    Communication is what I have with my husband and it is something we both think is important. My husband has a sensitive eye, but that is no surprise as he is an exquisite fiction writer, with a background in theater. He understands and can articulate his passion for all the arts. He is also a brilliant patent lawyer. This means I get well rounded feedback, from business advice to his lucid and deep connection to my work and others.

    Now here is the caveat: he has difficulty looking at my works at the beginning, in fact he pretty much will not come to look at them unless he knows that I am near to completion. The reason he gives me is that he falls in love with my beginnings, and is heart broken when they shift! He has said, maybe more often than I care to hear, that he would love to steal these works away from me so that I can’t do anything else to them. Hmmm, he has a point and I understand this. But I’m the driver here and I have generally more to say inside the work and process. Perhaps soon I will do an entire show of large scale paintings where I specifically restrict the amount of time I spend on them.

  53. I don’t show my writing or art to anyone in my family until I know it is finished and have moved on to something else. In the case of writing, I only show it to them after it is published, if then. I am an abstract artist. My family members prefer representational work.

  54. WOW!!! Another touchy subject. This blog sure knows what makes a creative person tick!
    Thanks Jason…just for being HERE.
    About criticism….shall we take a peek at the critiques of known forgers who achieved the highest accolades for their forgeries but were shunned for their own originals? No…we won’t go there….we’re discussing close relations who offer their 2 cents, not the “experts”.
    Sometimes I get a bit put off by comments about my work….worse yet is indifference. Comments are usually solicited by yours truly, and I am asking for advice about how to proceed. Most often I reject them, but I have benefited by them as well. I guess it depends on how open your mind is concerning your own work….how confident you feel about it and yourself….AND your relationship with the commentators!

  55. My husband (of 25 years) and I are both professional artists, we met in art school 30 years ago. We have strong mutual respect for each others work and process, so constructive criticism is saved for when asked. We don’t presume to know better.
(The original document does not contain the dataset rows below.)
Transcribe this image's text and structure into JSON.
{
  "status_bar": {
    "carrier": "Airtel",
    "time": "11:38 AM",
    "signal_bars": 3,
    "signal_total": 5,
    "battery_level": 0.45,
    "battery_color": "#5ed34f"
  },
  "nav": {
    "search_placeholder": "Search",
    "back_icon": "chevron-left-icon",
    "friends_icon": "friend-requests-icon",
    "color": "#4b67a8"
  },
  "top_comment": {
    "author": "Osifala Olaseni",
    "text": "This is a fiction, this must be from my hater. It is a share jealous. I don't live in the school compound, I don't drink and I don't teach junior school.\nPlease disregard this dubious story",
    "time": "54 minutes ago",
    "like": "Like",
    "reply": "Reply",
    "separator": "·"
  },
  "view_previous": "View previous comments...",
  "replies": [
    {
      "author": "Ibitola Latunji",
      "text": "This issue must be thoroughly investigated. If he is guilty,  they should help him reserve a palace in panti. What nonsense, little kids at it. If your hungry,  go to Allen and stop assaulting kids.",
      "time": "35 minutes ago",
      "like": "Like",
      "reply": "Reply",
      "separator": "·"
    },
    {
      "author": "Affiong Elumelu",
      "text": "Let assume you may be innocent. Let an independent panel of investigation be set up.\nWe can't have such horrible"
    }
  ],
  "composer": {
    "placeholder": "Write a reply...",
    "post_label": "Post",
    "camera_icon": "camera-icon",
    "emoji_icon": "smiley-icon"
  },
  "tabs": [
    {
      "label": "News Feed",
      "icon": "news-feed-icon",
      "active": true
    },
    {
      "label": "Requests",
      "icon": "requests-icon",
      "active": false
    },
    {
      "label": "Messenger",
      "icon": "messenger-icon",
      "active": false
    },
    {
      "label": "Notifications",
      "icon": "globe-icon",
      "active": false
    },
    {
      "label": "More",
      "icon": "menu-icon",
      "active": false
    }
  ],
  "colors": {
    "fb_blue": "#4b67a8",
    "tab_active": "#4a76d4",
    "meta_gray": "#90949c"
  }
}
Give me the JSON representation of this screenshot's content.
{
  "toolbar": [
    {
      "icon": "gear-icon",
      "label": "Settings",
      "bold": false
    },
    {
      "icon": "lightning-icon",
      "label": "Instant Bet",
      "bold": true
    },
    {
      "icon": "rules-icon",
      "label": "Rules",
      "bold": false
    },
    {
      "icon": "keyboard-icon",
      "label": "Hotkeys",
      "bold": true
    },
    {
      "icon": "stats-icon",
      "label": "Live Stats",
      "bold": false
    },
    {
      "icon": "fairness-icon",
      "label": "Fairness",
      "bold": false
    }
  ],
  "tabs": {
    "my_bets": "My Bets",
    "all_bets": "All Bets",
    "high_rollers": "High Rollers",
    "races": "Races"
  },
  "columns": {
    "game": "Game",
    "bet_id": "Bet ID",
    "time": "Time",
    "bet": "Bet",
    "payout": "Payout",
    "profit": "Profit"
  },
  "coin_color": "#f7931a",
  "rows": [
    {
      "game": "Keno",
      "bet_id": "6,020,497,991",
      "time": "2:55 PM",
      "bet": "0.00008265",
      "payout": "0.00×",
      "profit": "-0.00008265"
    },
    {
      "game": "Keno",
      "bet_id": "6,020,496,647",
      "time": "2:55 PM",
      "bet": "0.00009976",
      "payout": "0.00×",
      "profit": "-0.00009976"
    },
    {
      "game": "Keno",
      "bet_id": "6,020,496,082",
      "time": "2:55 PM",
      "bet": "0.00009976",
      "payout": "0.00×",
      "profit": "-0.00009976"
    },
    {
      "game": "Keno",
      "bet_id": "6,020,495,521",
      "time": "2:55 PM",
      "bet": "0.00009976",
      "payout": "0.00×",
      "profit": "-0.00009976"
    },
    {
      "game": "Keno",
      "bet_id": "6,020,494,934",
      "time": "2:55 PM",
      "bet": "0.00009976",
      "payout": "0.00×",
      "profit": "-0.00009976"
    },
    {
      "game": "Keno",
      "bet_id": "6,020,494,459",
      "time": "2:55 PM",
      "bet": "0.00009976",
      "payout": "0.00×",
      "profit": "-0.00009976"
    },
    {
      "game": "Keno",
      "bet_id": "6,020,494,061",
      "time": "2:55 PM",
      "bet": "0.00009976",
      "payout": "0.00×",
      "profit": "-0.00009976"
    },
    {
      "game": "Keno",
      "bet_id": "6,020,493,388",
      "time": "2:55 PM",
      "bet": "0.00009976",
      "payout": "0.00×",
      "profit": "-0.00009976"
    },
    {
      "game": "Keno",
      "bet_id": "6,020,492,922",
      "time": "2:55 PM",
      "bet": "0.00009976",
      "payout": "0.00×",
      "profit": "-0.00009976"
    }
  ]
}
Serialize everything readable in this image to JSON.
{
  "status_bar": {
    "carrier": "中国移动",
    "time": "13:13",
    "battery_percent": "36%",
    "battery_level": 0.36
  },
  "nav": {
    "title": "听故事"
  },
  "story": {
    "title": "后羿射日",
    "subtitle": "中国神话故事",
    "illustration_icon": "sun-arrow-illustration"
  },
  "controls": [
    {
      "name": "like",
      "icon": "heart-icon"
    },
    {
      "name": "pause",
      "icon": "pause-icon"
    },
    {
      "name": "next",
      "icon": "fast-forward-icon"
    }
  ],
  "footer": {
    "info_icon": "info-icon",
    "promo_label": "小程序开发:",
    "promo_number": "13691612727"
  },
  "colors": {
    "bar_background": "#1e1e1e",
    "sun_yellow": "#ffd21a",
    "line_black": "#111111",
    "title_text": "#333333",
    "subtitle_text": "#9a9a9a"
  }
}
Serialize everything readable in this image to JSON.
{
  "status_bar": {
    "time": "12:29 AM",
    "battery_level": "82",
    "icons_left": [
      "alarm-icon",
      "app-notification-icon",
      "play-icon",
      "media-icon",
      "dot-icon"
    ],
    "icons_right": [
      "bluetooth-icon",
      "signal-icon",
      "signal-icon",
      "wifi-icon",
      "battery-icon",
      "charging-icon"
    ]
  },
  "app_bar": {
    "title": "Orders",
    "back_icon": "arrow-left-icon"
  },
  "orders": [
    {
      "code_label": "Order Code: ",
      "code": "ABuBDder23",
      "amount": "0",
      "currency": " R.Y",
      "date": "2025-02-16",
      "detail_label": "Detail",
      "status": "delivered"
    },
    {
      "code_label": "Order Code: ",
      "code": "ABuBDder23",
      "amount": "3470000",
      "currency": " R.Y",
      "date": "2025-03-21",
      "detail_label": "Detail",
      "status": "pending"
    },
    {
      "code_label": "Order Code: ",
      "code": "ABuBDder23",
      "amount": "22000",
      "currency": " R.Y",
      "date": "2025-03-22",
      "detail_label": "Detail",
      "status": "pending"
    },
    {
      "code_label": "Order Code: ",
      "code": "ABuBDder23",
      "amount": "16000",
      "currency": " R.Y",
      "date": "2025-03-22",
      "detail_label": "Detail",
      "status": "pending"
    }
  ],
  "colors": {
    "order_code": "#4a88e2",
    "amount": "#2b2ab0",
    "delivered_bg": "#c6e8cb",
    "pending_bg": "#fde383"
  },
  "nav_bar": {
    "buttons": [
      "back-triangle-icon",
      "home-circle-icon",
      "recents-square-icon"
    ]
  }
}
If I want his opinion, I’ll ask and get it, and vice versa, but ultimately we’re both confident enough it what we do that we keep our problem solving “in house”, so to speak (aka if I don’t like something in a piece I’m working on, I figure out how to solve it).

    If I had a non artistic spouse we’d have similar boundaries, limited by a non-expert perspective. It would be OK to share some basic impressions where something “jumped out” at him, but unless he want me to come to his job and stand over his shoulder and criticize every move, he’d better just let me do me and he can focus on his own business (maybe it’s good I’m married to an artist, lol).

    More so than ever it seems everyone feels entitled to an opinion on anything they see. Too many people out there are looking for something wrong just to feel superior. Design by committee is a recipe for failure.

    Ultimately it’s up to the individual artist how much and who they want to take opinions from, but if it’s negatively affecting your ability to work, you need to rethink things.

    Basically, criticism needs to stay in it’s lane, so to speak. It needs to be understood as just a suggestion, delivered with consideration and basic kindness from a place of expertise and/or a sincere desire to help, and with a deep respect for the artist’s final say in any decisions. Sometimes my husband asks for my advice and doesn’t follow it… that needs to be OK (and it totally is).

Leave a Reply

Your email address will not be published. Required fields are marked *